Once the diamond was located the boys had to chase the thief (Beth) through the back yard until they tackled her– relatively gently–and brought her to justice. Noah declared that her punishment would be to pay a fine of buying pizza for the detectives. She made the call and while they waited for the pizza to come, the boys played outside. The first thing that occurred to them was a sword fight–it might have been Elias’s idea; he voted for castles–so they grabbed the foam building tubes from June’s fort-building kit. Unfortunately, the tubes have metal tips where they snap together and almost immediately Sasha got hit in the mouth and ended up with a swollen lip. I confiscated the swords and they argued for a while over whether to play tag, hide and seek, cops and robbers or vampires and vampire slayers. I’m not sure why it mattered what they called it because all the games they played basically consisted of leaping off the porch walls and chasing each other through the yard and driveway. They were nice enough to include June in the game of tag. Whenever she was it I let her tag me and then I’d take off after one of the boys.
Then it was inside for pizza, cake and a brief game of online Monopoly. Sasha stayed over for a post-party play date and they continued the game and then watched about half of Cars. After Sasha left, around six, Beth asked Noah how he’d like his party. “Thumbs up?” she asked.
“Yeah, you didn’t get killed,” he observed.
“Success!” Beth said.
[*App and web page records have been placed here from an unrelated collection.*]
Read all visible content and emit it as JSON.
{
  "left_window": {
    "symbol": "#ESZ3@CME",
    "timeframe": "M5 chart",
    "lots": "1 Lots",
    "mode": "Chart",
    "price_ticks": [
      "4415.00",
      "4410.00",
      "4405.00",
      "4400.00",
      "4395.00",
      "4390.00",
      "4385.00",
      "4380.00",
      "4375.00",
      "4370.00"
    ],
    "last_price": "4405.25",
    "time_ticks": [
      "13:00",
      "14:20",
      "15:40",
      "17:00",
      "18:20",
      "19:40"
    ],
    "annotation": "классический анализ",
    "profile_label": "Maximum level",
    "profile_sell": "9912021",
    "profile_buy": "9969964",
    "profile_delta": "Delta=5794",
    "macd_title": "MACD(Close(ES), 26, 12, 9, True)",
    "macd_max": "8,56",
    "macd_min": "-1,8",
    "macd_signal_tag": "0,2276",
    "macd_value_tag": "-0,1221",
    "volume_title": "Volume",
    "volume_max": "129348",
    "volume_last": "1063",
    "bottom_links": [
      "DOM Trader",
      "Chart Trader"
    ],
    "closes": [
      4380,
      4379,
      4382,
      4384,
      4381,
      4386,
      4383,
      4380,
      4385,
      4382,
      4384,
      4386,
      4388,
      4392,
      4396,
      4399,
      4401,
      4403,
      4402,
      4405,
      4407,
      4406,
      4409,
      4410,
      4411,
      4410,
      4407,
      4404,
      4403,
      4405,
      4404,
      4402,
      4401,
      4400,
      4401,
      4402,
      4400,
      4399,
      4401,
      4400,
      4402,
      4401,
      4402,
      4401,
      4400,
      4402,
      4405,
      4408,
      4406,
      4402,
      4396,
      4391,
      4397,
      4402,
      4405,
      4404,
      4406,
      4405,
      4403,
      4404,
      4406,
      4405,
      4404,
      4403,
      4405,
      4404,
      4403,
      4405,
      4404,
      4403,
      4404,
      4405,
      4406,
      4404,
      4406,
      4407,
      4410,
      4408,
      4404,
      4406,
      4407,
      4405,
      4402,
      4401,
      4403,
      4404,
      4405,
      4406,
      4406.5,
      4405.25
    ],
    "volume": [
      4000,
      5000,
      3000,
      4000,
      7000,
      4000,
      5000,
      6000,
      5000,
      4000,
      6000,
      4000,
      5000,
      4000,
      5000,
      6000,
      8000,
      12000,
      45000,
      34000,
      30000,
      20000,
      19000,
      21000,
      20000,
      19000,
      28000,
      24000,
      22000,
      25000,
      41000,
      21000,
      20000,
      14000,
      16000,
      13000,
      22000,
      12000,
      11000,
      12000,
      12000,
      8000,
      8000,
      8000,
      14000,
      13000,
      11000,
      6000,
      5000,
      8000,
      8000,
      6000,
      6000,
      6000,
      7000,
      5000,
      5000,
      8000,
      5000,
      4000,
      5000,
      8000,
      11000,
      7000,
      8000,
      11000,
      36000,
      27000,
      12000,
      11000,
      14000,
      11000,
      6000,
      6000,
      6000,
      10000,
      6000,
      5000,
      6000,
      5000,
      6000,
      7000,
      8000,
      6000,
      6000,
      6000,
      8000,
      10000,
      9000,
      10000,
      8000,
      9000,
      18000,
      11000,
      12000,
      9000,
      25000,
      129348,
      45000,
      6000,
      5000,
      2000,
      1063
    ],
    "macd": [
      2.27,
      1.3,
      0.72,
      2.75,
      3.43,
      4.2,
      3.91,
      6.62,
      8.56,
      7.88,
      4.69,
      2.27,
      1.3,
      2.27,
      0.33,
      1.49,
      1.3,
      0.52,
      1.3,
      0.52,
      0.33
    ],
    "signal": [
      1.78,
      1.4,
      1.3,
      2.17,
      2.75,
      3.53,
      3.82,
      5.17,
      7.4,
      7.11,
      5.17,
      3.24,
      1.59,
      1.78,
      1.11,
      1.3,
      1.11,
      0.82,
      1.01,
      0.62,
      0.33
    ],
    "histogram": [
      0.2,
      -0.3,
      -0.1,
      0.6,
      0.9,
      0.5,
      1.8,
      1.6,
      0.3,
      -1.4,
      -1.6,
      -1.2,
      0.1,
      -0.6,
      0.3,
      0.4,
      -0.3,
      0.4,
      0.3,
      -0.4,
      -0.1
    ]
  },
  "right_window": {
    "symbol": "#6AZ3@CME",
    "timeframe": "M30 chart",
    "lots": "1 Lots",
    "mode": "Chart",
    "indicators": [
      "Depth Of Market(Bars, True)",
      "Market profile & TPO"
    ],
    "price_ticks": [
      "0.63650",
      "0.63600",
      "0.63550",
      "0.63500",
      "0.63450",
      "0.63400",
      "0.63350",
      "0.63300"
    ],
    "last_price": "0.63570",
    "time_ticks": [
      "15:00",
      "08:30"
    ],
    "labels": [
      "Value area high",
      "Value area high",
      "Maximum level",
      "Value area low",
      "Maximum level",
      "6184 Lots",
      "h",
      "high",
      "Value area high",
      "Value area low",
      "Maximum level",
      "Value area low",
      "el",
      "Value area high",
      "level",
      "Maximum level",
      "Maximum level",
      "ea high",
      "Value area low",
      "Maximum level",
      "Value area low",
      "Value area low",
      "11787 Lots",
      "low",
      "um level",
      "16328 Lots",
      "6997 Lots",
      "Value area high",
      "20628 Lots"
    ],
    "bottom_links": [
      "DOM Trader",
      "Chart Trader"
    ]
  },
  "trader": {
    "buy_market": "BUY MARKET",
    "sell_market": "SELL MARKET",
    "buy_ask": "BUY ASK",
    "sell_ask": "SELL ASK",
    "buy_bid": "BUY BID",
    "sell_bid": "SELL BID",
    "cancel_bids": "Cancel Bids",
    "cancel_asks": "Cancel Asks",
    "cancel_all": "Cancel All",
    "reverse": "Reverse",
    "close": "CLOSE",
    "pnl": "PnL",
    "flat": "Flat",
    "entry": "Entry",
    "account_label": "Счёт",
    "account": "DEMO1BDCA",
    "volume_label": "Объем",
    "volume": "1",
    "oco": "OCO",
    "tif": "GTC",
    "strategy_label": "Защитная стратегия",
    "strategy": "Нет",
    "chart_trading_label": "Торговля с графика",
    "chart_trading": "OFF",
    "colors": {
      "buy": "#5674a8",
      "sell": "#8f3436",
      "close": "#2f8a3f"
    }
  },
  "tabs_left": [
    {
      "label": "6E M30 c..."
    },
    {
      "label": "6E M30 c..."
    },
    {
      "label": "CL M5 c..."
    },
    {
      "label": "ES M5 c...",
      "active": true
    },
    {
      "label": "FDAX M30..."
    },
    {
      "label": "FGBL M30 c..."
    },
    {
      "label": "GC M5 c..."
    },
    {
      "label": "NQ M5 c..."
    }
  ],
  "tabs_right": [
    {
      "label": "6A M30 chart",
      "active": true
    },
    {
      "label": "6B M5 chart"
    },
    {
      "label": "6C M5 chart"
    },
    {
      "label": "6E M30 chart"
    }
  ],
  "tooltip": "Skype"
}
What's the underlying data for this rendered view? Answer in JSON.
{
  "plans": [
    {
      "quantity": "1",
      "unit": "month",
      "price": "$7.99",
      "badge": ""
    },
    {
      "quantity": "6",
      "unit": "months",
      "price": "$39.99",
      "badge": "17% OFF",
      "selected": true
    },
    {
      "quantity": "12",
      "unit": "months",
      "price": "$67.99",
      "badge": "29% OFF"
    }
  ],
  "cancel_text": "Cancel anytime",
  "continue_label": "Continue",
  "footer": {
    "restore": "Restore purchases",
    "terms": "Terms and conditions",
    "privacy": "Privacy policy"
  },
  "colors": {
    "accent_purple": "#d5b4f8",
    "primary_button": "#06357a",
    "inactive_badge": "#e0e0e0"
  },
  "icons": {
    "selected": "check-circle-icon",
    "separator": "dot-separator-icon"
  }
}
I think it was, mixed up clues and all.
Today is Mother’s Day. We celebrated with cards and gifts and breakfast at IHOP. Then Noah and I watched a PG-rated movie (Shorts— http://www.imdb.com/title/tt1100119/) while Beth and June went grocery shopping. He was very excited about seeing a movie with me and without June and may have lorded it over her a bit too much. “We should do this every week,” he said. After June’s nap, we took an afternoon stroll in the National Arboretum (http://www.usna.usda.gov/) and had dinner at Plato’s Diner (http://www.platosdiner.com/). It was a very nice day.
In the bathroom this morning I was telling Beth how June told me recently she couldn’t decide whether to be a construction worker or a Mommy and I told her she could be both, either at the same time, or she could be a construction worker before and after she was a Mommy. “There’s no after,” Beth corrected. “Once you’re a Mommy, you’re always a Mommy.” I suppose she’s right. Noah made me a mother nine years ago, and although he’s halfway to being a man, I am not nearly half done being his Mom. That’s forever.